Only 26% of U.S. eighth graders are proficient in math, according to the 2022 National Center for Education Statistics. The proficiency rate is even lower for certain student groups. Only 14% of students who identify as Latinx/Hispanic, and 9% of students who identify as Black/African American, are math proficient by the end of middle school. (source) Our education system is failing our students. 

Math serves as a gateway to study advanced subjects such as physics, engineering, chemistry, biomedicine, and environmental science. Without a solid math foundation to rely on, high school students are not able to pursue or succeed in more advanced STEM subjects. In turn, these students will not pursue STEM in college which leads to a dearth of future STEM experts able to drive innovative solutions. 

Student success rates are tied to the effectiveness of teachers. Educators with real world experience are both inspiring and able to guide students in the pursuit of a higher STEM education. 

The bipartisan congressional STEM Education Caucus has said: “Our knowledge-based economy is driven by constant innovation. The foundation of innovation lies in a dynamic, motivated and well-educated workforce equipped with STEM skills”. Yet, studies have shown that: “Educators lacked in-depth knowledge of STEM careers, and, as a consequence, they were not prepared to guide students to those fields.”  (source)

In addition, the lack of qualified STEM educators has worsened in U.S. schools in the last decade, threatening our position in the global marketplace, according to a recent The74 article. By the 2020-2021 school year, 31% of public schools were unable to fill a teaching position for biology or life sciences. 32% of public schools were unable to fill a teaching position for mathematics, and 26% to 47% for physical sciences such as physics, geology and engineering. (source)

Are Scientists, Engineers, Mathematicians working in their respective industries or academia a part of the solution to our STEM Education Crisis?

Professionals who have an advanced degree and work experience in a STEM field are uniquely equipped to bring real-world experience to middle and high school STEM-subject classrooms. 

Additionally, when STEM professionals become teachers, they often bring their industry connections to the classroom to facilitate guest lecturers, off-campus site visits and the donation of classroom materials.

By leveraging their professional STEM expertise in the classroom, exposing students in under-resourced communities to STEM subjects, and giving students the confidence that they belong in science, technology, engineering and math, STEM professionals can be a part of the solution to the U.S. STEM education crisis.

EnCorps provides scientists and engineers with opportunities to connect and educate middle and high school students in under-resourced communities. Join us at our upcoming webinar to learn how to:
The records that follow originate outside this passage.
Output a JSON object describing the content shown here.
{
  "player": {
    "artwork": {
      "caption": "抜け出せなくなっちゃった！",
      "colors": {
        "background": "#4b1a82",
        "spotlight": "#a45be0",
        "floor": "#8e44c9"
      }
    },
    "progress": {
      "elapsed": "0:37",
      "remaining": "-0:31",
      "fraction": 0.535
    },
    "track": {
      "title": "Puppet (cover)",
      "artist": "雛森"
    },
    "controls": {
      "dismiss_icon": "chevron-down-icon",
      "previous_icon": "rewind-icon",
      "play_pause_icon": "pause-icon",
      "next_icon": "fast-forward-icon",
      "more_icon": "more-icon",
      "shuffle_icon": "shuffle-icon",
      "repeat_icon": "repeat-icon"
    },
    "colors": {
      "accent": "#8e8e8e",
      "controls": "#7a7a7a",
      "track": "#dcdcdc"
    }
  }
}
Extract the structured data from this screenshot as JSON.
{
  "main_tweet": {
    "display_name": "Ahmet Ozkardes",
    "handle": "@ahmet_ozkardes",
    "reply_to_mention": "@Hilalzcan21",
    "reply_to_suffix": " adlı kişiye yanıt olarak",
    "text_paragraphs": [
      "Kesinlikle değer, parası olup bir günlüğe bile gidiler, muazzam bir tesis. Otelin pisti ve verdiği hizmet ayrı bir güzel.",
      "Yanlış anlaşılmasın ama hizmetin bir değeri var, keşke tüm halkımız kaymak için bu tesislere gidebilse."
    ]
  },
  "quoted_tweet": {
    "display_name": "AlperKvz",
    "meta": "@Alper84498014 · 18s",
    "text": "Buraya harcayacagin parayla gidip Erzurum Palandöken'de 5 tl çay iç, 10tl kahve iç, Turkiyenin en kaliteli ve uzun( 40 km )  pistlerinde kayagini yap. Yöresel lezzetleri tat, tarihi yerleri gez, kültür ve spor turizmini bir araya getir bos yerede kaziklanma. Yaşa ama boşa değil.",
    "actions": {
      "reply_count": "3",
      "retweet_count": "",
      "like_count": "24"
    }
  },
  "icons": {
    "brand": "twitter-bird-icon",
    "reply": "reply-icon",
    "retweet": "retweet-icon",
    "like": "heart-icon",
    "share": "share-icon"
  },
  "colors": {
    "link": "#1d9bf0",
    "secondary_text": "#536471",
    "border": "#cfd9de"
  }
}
  • Share your STEM expertise and problem-solving skills
  • Connect with students in under-resourced communities
  • Inspire students to believe that they belong in STEM

Together, we can make a difference.